Jackson's greatest feat.‘What do you think, Doctor, was Jackson's greatest feat?’
I think his greatest feat was his Valley campaign. He had in the Valley about 15,000 men all told. The Federals had between 50,000 and 70,000. Milroy was at Shenandoah mountain, Banks was near Winchester, Shields was about Manassas, and McDowell was west of the Valley. He so divided and engaged these different armies as nearly always when he met them to be the stronger party and whipped them in detail. Coarseness and vulgarity from anybody under any circumstances he would not brook. Swearing jarred upon him terribly and he generally reproved the man. Under some circumstances I have seen him forgive it or not notice it. I remember when the gallant General Trimble was a brigadier-general he expected and thought he ought to be made a major-general, but when the appointments came out he was disappointed. I heard him talking about it to General Jackson one night. The old General was wrought up into a state of great indignation from his disappointment, and turning to General Jackson he said: “ By G——, General Jackson, I will be a major general or a corpse before this war is over.” Whatever General Jackson thought he made no reproof. I was once attending Major Harman, who was chief quartermaster. He was very sick for a day or two. General Jackson was anxious about him.

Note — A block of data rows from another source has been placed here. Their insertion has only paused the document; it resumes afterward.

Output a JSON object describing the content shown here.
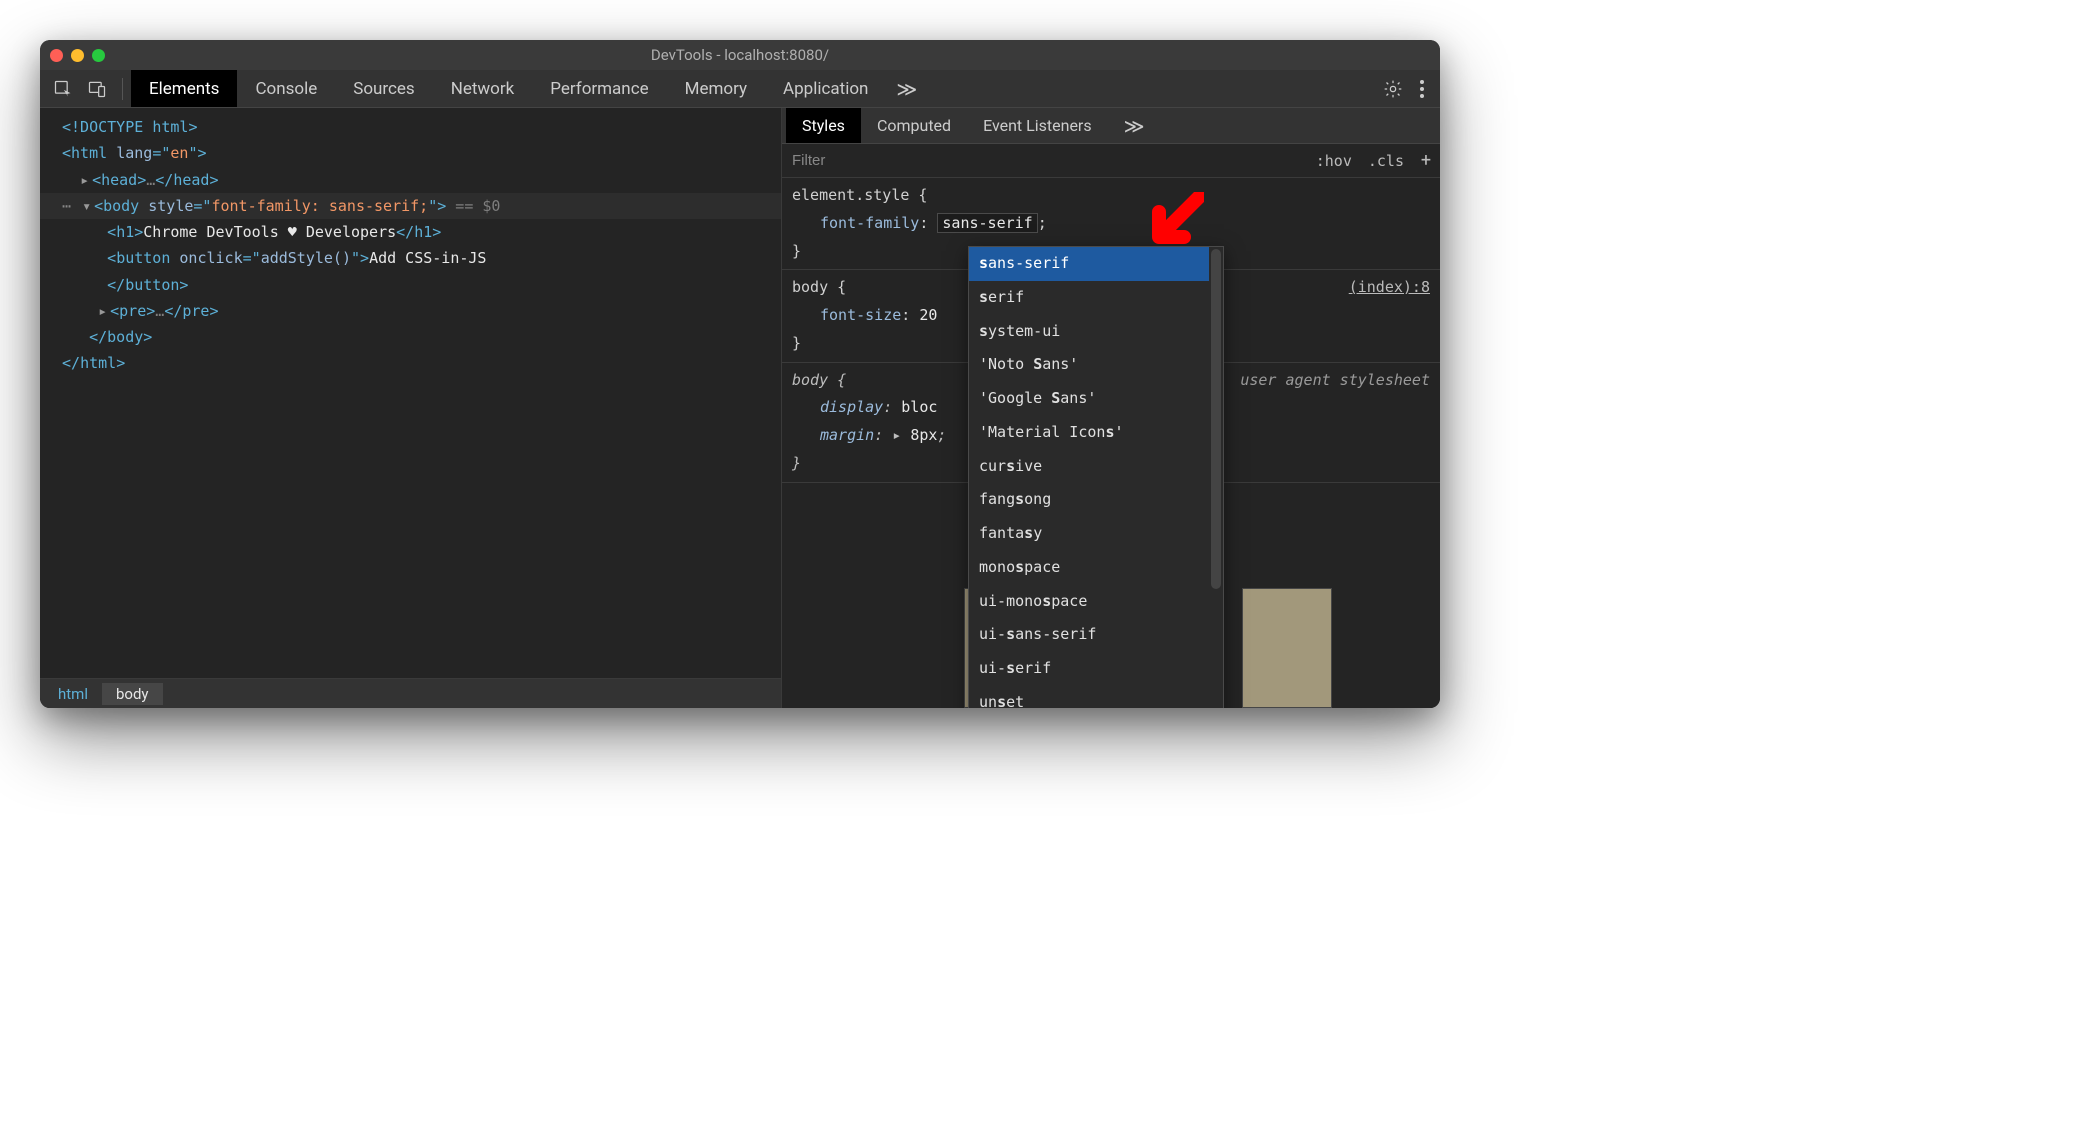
{
  "window": {
    "title": "DevTools - localhost:8080/"
  },
  "main_tabs": {
    "items": [
      "Elements",
      "Console",
      "Sources",
      "Network",
      "Performance",
      "Memory",
      "Application"
    ],
    "active_index": 0,
    "overflow_glyph": "≫"
  },
  "dom": {
    "doctype_open": "<!DOCTYPE ",
    "doctype_text": "html",
    "doctype_close": ">",
    "html_open_tag": "html",
    "html_lang_attr": "lang",
    "html_lang_val": "en",
    "head_tag": "head",
    "ellipsis": "…",
    "body_tag": "body",
    "body_style_attr": "style",
    "body_style_val": "font-family: sans-serif;",
    "selected_suffix": " == $0",
    "h1_tag": "h1",
    "h1_text_pre": "Chrome DevTools ",
    "h1_heart": "♥",
    "h1_text_post": " Developers",
    "button_tag": "button",
    "button_onclick_attr": "onclick",
    "button_onclick_val": "addStyle()",
    "button_text": "Add CSS-in-JS",
    "pre_tag": "pre"
  },
  "breadcrumb": {
    "items": [
      "html",
      "body"
    ],
    "active_index": 1
  },
  "sub_tabs": {
    "items": [
      "Styles",
      "Computed",
      "Event Listeners"
    ],
    "active_index": 0,
    "overflow_glyph": "≫"
  },
  "filter": {
    "placeholder": "Filter",
    "hov_label": ":hov",
    "cls_label": ".cls",
    "plus_glyph": "+"
  },
  "styles_rules": {
    "r0": {
      "selector": "element.style {",
      "prop_name": "font-family",
      "prop_value": "sans-serif",
      "close": "}"
    },
    "r1": {
      "selector": "body {",
      "source": "(index):8",
      "prop_name": "font-size",
      "prop_value": "20",
      "close": "}"
    },
    "r2": {
      "selector": "body {",
      "ua_label": "user agent stylesheet",
      "p1_name": "display",
      "p1_value": "bloc",
      "p2_name": "margin",
      "p2_value": "8px",
      "close": "}"
    }
  },
  "autocomplete": {
    "items": [
      "sans-serif",
      "serif",
      "system-ui",
      "'Noto Sans'",
      "'Google Sans'",
      "'Material Icons'",
      "cursive",
      "fangsong",
      "fantasy",
      "monospace",
      "ui-monospace",
      "ui-sans-serif",
      "ui-serif",
      "unset"
    ],
    "selected_index": 0
  }
}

One day in coming out of Harman's quarters I met the General, who was standing, waiting to see me. He said: “ Doctor, how is Harman to-day?” I said: “ He must be better, for he is swearing again.” General Jackson gave Harman such a lecture next day that Colonel Pendleton advised me to keep out of Harman's way, as he swore he was going to shoot me.